Despite Gladys’s precarious financial situation, she was a caring and charitable individual who earned the acts of generosity bestowed upon her. During the Second World War, she housed a young girl from England named Mavis who lived with her and Nancy for approximately six years.[xiii] Nancy and Mavis became instant friends, and remained “like sisters” until the end of their lives. Gladys may have also been involved with the Young Women’s Christian Association (YWCA), a worldwide organization that supports women in need by providing them with things such as food, better housing, education, and other forms of care.[xiv] Further still, her tireless and unwavering dedication to the study of childhood endocrine disorders has undoubtedly led to the survival of countless children and remains her most well-known contribution to society.

Dr. Boyd is mentioned several times in Frederick Banting’s Nobel Prize acceptance speech, although the references are all fairly clinical. On the subject of Dr. Banting, Dr. Boyd is quoted as saying “[n]one of the praise that has been accorded to Dr. Banting for his wonderful work has been, at all exaggerated.”[xv] The same could be said for her. Dr. Gladys Boyd died in Toronto on October 24, 1970 at the age of 77. In recognition of her life, Dr. Boyd’s obituary reads “This devoted and modest woman was a good teacher, and generations of undergraduates will testify to her no-nonsense approach. Service to her patients, her hospital and her pro­fession dominated the life of Gladys Boyd, who deserves our grateful re­membrance.”


[i] David Wright, SickKids: The History of The Hospital for Sick Children, (Toronto: The Hospital for Sick Kids & University of Toronto Press, 2017), p. 120.

[ii] Heather Gardiner, “Dr. Gladys Boyd: A Pioneer in Childhood Diabetes Care” in Women’s College Hospital Foundation (November, 2018), https://www.womenscollegehospitalfoundation.com/News-Media/Blog/Nov-2018/Dr-Gladys-Boyd-a-pioneer-in-childhood-diabetes-c.aspx.

[iii] Heather Gardiner, “Dr. Gladys Boyd: A Pioneer in Childhood Diabetes Care” in Women’s College Hospital Foundation (November, 2018), https://www.womenscollegehospitalfoundation.com/News-Media/Blog/Nov-2018/Dr-Gladys-Boyd-a-pioneer-in-childhood-diabetes-c.aspx.

[iv] Edward Shorter, Partnership for Excellence: Medicine at the University of Toronto and Academic Hospitals, (Toronto: University of Toronto Press, January, 2013), p. 264.
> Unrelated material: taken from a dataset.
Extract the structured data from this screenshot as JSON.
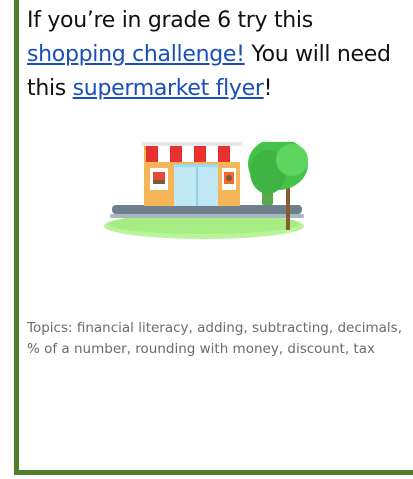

[v] David Wright, SickKids: The History of The Hospital for Sick Children, (Toronto: The Hospital for Sick Kids & University of Toronto Press, 2017), p. 120.

[vi] Heather Gardiner, “Dr. Gladys Boyd: A Pioneer in Childhood Diabetes Care” in Women’s College Hospital Foundation (November, 2018), https://www.womenscollegehospitalfoundation.com/News-Media/Blog/Nov-2018/Dr-Gladys-Boyd-a-pioneer-in-childhood-diabetes-c.aspx.

[vii] Edward Shorter, Partnership for Excellence: Medicine at the University of Toronto and Academic Hospitals, (Toronto: University of Toronto Press, January, 2013), p. 264.

[viii] Heather Gardiner, “Dr. Gladys Boyd: A Pioneer in Childhood Diabetes Care” in Women’s College Hospital Foundation (November, 2018), https://www.womenscollegehospitalfoundation.com/News-Media/Blog/Nov-2018/Dr-Gladys-Boyd-a-pioneer-in-childhood-diabetes-c.aspx.

[ix] Heather Gardiner, “Dr. Gladys Boyd: A Pioneer in Childhood Diabetes Care” in Women’s College Hospital Foundation (November, 2018), https://www.womenscollegehospitalfoundation.com/News-Media/Blog/Nov-2018/Dr-Gladys-Boyd-a-pioneer-in-childhood-diabetes-c.aspx.

[x] Edward Shorter, Partnership for Excellence: Medicine at the University of Toronto and Academic Hospitals, (Toronto: University of Toronto Press, January, 2013), p. 247.

[xi] Heather Gardiner, “Dr. Gladys Boyd: A Pioneer in Childhood Diabetes Care” in Women’s College Hospital Foundation (November, 2018), https://www.womenscollegehospitalfoundation.com/News-Media/Blog/Nov-2018/Dr-Gladys-Boyd-a-pioneer-in-childhood-diabetes-c.aspx.

[xii] Interview with Gladys Boyd’s granddaughter, Wendy Saddler.

[xiii] Ibid.

[xiv] “SickKids Hospital Women History” in Heritage Toronto, https://www.heritagetoronto.org/explore-learn/toronto-women-history-rights/sickkids-hospital-women-history/.

[xv] “A Tribute to Dr. Banting” in The Glengarry News (Sept. 7, 1923), http://www.glengarrycountyarchives.ca/Glengarry_pdf/The-Glengarry-News/1921-1930/1923/Sep/09-07-1923.pdf.